/---

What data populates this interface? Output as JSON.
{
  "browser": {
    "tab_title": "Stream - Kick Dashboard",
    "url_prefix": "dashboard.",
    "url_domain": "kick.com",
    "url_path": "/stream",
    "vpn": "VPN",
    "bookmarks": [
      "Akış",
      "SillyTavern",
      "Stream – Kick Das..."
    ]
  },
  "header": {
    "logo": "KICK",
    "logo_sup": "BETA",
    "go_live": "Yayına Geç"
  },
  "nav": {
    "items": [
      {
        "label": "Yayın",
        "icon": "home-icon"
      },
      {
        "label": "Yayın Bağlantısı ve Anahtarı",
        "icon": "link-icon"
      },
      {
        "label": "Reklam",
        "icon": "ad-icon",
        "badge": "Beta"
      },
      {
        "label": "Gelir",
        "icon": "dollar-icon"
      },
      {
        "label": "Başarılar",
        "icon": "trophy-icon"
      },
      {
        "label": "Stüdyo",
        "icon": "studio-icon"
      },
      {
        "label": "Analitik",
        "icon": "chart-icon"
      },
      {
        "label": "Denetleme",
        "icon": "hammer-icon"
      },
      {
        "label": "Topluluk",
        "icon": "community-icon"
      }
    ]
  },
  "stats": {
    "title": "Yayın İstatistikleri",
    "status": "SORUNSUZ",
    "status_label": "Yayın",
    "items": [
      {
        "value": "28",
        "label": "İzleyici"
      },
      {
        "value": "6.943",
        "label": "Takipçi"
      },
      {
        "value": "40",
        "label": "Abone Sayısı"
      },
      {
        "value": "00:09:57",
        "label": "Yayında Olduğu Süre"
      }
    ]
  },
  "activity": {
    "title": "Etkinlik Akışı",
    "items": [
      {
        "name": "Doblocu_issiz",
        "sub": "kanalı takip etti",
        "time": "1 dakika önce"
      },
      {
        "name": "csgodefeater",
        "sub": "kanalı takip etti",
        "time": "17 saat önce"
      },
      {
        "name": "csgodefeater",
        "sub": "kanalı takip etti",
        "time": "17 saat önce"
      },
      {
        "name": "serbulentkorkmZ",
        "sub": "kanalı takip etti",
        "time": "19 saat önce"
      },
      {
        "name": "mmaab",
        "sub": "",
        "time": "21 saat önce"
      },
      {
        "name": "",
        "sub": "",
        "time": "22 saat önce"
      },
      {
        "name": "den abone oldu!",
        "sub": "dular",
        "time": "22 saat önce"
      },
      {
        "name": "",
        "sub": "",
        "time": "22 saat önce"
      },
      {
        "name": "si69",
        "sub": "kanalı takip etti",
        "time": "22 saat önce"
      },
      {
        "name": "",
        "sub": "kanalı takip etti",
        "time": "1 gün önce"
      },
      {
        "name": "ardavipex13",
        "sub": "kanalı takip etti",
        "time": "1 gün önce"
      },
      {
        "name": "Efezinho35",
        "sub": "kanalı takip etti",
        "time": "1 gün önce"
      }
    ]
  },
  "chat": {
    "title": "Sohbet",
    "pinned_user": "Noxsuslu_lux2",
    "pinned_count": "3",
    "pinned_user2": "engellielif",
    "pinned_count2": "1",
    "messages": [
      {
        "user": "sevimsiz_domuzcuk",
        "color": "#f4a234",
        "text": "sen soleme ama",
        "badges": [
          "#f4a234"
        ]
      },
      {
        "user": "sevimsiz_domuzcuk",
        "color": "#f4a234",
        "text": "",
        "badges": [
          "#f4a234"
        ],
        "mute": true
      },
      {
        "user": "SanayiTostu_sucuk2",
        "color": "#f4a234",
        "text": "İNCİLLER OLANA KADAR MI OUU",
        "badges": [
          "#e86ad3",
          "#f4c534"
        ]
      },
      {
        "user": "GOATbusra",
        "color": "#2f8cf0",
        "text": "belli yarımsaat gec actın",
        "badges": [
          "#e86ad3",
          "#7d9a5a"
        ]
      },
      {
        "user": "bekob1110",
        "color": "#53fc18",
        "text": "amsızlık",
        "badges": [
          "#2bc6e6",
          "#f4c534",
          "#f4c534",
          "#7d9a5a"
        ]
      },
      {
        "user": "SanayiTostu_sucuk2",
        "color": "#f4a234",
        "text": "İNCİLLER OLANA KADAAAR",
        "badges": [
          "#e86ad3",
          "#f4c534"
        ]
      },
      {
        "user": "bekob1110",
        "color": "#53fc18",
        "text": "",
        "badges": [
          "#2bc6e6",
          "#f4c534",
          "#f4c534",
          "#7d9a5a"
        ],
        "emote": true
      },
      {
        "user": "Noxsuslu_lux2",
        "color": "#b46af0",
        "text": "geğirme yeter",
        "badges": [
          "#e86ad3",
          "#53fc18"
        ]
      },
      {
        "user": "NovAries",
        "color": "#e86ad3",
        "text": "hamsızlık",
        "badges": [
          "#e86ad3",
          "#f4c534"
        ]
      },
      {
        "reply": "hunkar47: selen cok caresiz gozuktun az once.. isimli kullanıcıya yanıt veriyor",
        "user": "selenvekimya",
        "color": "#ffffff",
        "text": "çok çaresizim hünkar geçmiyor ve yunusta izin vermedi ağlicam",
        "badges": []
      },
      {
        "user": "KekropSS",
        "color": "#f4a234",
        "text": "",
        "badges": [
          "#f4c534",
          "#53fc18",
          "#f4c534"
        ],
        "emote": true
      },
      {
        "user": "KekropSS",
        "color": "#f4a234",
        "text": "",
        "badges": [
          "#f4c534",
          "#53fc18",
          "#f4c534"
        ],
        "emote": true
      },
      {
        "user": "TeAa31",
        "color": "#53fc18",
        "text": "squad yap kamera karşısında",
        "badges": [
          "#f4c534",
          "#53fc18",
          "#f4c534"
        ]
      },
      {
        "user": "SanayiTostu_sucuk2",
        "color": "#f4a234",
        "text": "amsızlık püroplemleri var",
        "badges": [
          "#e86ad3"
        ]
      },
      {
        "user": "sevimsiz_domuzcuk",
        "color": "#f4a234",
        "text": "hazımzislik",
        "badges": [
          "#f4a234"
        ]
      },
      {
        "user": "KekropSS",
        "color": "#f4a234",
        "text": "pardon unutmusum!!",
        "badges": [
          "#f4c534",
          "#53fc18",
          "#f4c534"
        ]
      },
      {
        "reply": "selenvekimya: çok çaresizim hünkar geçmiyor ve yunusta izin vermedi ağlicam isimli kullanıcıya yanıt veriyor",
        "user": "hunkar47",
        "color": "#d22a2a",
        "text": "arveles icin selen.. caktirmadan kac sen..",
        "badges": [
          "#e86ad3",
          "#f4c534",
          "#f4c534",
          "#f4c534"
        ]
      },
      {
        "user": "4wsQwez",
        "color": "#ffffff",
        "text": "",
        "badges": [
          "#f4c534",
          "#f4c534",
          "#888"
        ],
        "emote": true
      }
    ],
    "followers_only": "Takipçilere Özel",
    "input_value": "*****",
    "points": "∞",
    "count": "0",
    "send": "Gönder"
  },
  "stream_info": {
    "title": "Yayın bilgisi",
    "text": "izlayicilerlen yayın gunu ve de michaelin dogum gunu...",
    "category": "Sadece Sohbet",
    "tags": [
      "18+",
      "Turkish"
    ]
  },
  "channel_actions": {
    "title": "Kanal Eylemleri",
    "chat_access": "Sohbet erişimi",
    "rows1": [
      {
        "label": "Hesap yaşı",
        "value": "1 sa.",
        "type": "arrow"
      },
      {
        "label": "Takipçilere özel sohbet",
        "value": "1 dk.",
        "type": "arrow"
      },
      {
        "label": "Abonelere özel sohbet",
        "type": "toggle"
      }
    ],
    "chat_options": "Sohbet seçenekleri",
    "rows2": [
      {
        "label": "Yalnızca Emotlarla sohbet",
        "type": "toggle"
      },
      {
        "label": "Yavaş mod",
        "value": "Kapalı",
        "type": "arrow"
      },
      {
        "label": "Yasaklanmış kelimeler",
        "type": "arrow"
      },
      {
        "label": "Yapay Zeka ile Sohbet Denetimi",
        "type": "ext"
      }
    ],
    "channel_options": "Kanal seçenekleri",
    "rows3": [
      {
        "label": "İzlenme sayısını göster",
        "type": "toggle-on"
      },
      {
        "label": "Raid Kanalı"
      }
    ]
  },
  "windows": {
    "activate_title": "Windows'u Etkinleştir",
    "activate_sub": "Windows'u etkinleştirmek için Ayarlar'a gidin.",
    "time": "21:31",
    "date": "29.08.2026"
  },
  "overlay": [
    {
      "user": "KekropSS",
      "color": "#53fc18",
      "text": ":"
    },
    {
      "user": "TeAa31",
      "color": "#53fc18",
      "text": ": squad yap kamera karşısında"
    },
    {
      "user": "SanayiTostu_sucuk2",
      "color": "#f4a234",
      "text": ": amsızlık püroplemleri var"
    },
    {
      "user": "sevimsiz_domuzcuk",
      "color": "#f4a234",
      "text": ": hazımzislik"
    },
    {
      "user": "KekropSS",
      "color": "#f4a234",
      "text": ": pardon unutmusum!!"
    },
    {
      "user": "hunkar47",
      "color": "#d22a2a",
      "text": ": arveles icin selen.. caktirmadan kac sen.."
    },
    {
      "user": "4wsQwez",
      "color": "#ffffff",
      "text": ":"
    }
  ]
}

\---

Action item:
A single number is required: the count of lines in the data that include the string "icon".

Result of this task:
9